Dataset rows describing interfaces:
-- -- --
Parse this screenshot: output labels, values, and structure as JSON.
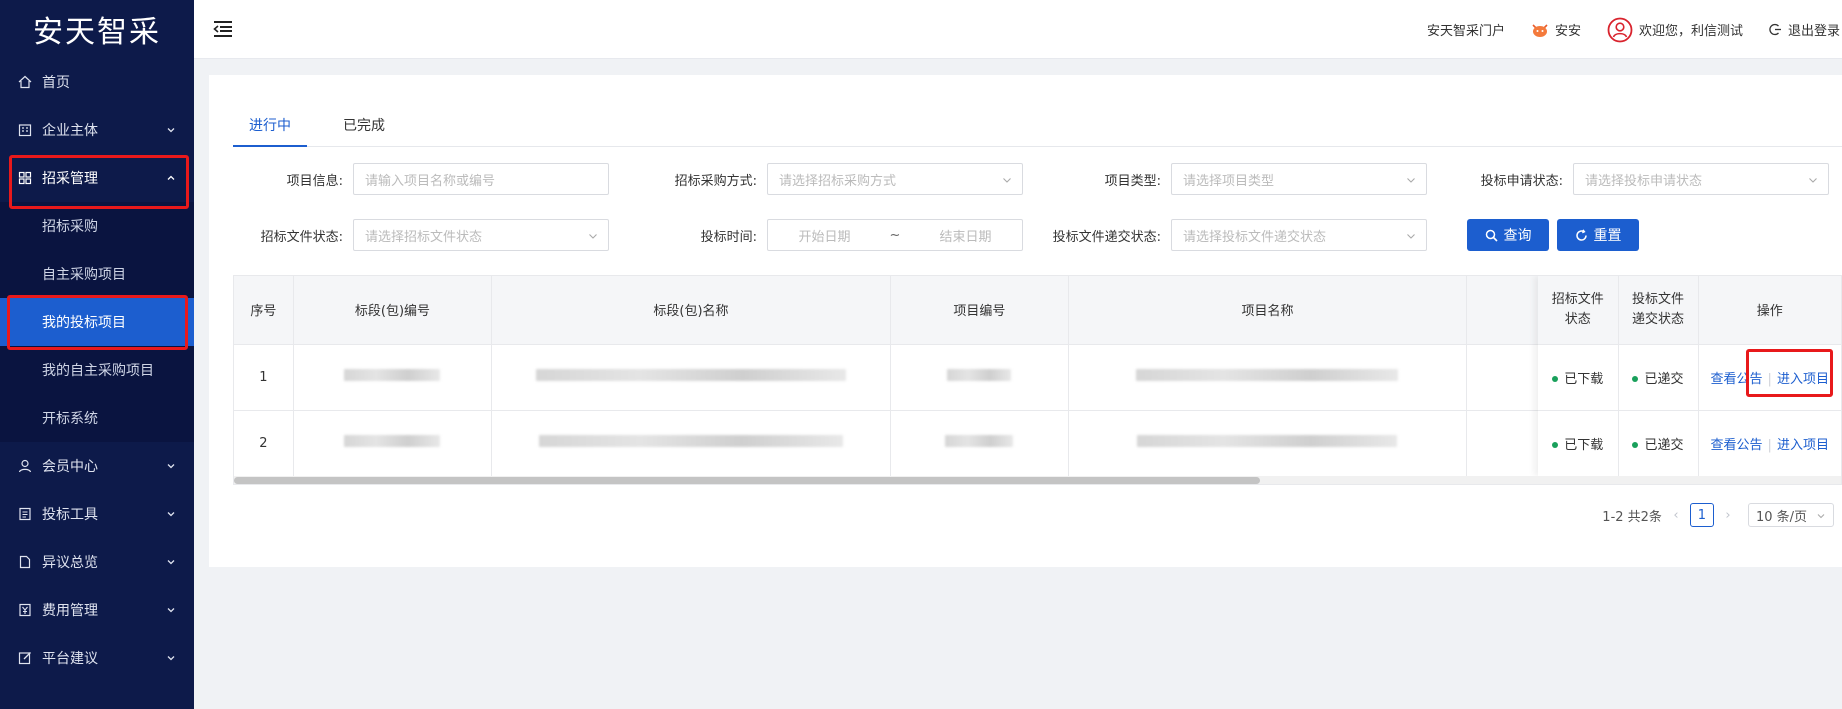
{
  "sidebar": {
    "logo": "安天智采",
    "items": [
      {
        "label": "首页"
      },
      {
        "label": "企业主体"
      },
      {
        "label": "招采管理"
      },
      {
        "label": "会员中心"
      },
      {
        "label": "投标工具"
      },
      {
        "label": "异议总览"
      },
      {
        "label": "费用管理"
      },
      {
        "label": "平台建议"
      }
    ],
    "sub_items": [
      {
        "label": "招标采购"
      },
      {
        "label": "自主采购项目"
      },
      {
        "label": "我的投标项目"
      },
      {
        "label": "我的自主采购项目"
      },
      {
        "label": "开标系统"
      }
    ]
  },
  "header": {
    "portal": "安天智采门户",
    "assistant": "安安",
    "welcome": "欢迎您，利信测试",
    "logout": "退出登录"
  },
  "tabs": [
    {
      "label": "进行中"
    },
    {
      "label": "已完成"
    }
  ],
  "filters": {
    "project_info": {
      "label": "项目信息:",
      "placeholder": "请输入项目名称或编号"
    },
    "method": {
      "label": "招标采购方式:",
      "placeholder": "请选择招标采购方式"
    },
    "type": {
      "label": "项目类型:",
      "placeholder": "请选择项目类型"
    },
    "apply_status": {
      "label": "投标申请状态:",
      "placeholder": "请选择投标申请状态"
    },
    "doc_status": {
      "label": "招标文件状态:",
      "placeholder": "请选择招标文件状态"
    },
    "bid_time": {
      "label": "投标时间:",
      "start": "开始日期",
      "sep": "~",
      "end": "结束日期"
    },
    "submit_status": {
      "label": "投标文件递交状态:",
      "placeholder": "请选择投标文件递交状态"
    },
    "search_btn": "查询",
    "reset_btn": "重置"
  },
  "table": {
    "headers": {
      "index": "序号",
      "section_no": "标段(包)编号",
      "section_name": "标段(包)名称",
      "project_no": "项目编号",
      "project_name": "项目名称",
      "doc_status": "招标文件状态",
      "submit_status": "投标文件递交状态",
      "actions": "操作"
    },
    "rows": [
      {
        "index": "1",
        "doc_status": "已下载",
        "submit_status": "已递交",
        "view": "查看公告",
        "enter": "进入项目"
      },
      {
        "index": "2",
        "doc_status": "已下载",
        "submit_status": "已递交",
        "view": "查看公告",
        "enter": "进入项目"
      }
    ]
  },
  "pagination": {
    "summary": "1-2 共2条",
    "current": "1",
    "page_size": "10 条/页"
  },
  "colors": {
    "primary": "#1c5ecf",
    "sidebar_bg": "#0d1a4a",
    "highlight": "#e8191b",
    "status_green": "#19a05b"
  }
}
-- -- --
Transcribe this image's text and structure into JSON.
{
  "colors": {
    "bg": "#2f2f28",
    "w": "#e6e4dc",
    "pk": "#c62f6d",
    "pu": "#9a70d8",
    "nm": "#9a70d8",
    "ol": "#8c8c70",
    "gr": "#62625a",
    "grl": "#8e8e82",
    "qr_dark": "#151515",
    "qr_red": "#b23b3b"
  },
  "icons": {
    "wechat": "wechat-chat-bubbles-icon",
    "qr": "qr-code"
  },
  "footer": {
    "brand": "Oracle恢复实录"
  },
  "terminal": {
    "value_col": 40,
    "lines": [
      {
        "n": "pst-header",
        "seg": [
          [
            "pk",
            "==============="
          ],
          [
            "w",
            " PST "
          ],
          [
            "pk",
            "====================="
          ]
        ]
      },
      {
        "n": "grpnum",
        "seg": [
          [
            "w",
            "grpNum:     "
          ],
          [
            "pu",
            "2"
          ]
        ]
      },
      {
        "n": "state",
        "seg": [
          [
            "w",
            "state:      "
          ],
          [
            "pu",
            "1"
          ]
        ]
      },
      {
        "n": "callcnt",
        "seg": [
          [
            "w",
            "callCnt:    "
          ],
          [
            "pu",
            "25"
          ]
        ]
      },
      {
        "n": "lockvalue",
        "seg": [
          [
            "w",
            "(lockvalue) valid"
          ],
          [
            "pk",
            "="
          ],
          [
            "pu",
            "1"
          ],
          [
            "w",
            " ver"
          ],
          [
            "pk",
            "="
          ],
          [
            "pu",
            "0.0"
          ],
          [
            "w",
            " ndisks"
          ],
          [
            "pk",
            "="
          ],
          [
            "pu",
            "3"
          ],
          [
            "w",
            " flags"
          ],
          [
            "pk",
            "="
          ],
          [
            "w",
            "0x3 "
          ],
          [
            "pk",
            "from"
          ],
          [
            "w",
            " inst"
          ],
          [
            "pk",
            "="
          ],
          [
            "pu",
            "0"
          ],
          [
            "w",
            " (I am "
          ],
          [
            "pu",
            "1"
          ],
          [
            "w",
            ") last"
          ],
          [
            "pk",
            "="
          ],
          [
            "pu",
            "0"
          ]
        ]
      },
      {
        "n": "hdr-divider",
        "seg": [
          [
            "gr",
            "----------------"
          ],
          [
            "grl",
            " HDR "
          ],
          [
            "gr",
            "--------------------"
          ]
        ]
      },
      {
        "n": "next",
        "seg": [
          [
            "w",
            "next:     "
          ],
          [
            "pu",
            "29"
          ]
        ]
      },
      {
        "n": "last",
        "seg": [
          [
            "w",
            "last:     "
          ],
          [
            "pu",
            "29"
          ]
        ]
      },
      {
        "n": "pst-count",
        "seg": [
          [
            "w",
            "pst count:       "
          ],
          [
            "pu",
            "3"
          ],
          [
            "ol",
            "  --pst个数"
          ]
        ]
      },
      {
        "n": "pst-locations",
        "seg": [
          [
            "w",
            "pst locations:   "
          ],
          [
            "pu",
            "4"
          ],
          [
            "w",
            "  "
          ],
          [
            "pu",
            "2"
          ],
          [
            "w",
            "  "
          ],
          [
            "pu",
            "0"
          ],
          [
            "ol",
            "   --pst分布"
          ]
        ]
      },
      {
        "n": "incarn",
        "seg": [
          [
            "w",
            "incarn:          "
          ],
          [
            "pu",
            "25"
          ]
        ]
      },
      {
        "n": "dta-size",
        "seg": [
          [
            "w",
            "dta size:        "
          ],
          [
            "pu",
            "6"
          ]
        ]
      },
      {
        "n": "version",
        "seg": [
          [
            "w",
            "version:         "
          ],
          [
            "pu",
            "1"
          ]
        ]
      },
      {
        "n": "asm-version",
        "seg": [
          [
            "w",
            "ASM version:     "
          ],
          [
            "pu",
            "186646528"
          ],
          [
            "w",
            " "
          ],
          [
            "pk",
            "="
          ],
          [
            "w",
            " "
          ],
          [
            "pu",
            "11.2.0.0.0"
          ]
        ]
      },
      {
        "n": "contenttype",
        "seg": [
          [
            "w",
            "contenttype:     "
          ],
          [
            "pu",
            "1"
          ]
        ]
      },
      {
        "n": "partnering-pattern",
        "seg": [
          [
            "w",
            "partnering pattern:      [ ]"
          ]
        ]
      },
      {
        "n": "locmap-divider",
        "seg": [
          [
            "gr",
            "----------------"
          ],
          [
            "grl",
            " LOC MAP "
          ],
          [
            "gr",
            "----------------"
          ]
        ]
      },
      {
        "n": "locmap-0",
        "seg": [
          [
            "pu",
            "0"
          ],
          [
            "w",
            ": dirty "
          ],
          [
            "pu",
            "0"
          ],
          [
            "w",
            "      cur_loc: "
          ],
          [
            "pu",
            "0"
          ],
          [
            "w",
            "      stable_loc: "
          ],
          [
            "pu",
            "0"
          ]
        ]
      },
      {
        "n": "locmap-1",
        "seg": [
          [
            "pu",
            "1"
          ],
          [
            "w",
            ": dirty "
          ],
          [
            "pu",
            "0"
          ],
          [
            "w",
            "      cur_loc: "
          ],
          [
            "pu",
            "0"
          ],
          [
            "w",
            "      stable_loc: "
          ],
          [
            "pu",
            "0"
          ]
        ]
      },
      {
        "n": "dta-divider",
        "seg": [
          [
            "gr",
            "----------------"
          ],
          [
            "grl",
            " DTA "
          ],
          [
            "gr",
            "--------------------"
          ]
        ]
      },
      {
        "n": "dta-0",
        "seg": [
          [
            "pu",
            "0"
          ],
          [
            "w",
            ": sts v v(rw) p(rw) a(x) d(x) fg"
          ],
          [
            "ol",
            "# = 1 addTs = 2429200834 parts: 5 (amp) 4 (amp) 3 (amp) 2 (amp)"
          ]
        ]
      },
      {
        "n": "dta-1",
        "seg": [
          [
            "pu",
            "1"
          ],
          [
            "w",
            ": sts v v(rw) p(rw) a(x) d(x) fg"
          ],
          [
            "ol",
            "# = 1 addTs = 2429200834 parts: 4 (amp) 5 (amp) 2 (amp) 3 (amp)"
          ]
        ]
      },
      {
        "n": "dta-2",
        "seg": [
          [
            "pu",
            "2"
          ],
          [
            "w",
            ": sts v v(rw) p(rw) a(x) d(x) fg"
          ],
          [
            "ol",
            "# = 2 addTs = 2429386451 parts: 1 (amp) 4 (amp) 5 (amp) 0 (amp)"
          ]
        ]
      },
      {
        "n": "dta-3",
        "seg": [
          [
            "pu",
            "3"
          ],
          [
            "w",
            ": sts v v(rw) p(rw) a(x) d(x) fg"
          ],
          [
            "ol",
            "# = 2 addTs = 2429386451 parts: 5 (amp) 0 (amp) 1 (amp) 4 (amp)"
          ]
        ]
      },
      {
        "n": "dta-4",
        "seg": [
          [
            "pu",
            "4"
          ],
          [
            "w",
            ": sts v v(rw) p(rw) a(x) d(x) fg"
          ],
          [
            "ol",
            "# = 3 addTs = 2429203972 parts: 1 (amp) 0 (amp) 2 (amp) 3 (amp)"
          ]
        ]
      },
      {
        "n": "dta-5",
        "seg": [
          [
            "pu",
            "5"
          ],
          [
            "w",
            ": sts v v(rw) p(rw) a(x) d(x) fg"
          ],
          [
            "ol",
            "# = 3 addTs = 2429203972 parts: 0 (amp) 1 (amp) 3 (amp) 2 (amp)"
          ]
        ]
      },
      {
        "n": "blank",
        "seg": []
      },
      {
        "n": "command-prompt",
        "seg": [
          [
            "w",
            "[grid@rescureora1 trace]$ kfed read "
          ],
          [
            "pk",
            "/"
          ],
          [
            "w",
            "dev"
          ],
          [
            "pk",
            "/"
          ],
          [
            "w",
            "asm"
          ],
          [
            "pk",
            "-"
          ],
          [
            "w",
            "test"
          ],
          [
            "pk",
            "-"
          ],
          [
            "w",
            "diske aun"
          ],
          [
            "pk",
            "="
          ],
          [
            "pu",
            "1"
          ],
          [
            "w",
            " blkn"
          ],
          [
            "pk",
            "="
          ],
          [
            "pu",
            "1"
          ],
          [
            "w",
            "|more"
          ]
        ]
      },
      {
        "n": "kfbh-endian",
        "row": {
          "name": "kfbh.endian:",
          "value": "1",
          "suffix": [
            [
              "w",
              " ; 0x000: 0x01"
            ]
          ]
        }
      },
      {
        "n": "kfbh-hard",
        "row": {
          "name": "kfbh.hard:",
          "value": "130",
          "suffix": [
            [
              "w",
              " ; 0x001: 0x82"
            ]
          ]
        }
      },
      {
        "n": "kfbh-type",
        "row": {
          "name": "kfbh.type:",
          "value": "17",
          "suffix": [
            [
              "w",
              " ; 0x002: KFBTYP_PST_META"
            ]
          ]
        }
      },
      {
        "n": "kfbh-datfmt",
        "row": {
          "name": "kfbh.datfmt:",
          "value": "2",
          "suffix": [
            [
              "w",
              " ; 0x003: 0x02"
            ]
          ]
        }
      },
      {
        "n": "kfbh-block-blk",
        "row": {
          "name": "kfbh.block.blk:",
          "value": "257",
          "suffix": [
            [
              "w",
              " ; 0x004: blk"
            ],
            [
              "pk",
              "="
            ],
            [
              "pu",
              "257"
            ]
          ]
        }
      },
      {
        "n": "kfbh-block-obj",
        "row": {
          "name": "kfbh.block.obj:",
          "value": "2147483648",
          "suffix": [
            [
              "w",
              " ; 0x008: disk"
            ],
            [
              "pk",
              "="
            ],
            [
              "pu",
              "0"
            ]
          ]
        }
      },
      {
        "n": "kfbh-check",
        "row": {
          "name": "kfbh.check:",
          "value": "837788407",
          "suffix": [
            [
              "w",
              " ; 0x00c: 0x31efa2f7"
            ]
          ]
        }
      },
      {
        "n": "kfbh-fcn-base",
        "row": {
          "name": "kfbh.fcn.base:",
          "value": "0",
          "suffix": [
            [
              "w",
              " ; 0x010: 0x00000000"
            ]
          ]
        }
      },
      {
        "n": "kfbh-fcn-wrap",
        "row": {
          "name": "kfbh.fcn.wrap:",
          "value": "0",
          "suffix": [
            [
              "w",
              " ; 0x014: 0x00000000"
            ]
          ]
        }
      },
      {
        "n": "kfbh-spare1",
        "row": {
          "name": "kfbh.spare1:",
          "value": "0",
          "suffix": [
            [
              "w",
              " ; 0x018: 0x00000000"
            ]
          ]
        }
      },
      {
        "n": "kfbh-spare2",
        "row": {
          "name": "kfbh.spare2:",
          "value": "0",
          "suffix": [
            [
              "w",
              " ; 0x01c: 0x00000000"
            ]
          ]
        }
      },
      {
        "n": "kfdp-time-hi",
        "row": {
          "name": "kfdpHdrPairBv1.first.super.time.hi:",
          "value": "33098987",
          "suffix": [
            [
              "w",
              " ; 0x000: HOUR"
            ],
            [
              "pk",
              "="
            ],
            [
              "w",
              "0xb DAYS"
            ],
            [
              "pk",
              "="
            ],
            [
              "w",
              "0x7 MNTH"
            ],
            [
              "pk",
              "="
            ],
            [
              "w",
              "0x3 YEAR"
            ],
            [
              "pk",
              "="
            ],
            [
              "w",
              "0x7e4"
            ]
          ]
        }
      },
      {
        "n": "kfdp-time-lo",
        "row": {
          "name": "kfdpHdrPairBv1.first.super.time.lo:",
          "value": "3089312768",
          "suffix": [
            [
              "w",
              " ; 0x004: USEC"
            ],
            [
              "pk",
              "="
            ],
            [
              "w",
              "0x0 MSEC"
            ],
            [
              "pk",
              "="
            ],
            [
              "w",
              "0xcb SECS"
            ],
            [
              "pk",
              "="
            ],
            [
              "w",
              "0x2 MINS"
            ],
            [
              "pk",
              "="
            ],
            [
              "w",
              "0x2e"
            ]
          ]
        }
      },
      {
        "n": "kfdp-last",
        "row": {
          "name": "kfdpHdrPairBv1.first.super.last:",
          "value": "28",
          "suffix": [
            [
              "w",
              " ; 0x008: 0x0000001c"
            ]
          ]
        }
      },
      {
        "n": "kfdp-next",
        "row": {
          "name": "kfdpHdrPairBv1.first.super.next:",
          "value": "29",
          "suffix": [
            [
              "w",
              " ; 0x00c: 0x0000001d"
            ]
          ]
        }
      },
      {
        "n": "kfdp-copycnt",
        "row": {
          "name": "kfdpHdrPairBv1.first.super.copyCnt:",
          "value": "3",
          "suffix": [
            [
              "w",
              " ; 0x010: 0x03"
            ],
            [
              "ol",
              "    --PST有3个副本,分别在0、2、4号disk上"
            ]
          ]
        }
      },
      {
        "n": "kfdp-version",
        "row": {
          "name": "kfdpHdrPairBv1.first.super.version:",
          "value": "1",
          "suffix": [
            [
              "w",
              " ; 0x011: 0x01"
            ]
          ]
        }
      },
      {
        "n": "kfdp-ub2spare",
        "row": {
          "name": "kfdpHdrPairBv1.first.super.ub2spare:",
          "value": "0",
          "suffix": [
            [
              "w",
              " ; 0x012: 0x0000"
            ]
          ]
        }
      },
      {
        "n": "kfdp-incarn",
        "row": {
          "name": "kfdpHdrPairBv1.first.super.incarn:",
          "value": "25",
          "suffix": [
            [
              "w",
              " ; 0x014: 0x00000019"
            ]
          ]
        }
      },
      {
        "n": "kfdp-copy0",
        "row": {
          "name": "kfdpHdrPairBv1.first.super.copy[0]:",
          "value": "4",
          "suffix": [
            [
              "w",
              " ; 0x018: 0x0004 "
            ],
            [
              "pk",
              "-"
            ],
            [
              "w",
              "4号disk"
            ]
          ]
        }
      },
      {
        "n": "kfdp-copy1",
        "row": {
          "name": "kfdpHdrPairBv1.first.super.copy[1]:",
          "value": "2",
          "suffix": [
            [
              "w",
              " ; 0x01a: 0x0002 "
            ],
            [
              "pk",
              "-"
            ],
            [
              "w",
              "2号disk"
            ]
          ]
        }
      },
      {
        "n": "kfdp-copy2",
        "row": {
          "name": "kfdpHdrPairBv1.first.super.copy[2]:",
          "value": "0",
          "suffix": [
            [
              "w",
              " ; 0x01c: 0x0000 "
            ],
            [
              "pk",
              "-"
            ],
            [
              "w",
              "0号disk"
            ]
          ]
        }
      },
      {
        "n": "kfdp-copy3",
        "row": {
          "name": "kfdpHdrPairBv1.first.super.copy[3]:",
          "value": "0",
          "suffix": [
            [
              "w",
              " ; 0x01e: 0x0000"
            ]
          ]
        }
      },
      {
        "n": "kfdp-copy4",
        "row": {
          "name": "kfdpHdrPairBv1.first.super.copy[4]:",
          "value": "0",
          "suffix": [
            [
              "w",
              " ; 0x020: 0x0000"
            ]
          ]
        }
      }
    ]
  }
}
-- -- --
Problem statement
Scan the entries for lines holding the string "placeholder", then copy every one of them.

Expected answer
      "placeholder": "请输入项目名称或编号"
      "placeholder": "请选择招标采购方式"
      "placeholder": "请选择项目类型"
      "placeholder": "请选择投标申请状态"
      "placeholder": "请选择招标文件状态"
      "placeholder": "请选择投标文件递交状态"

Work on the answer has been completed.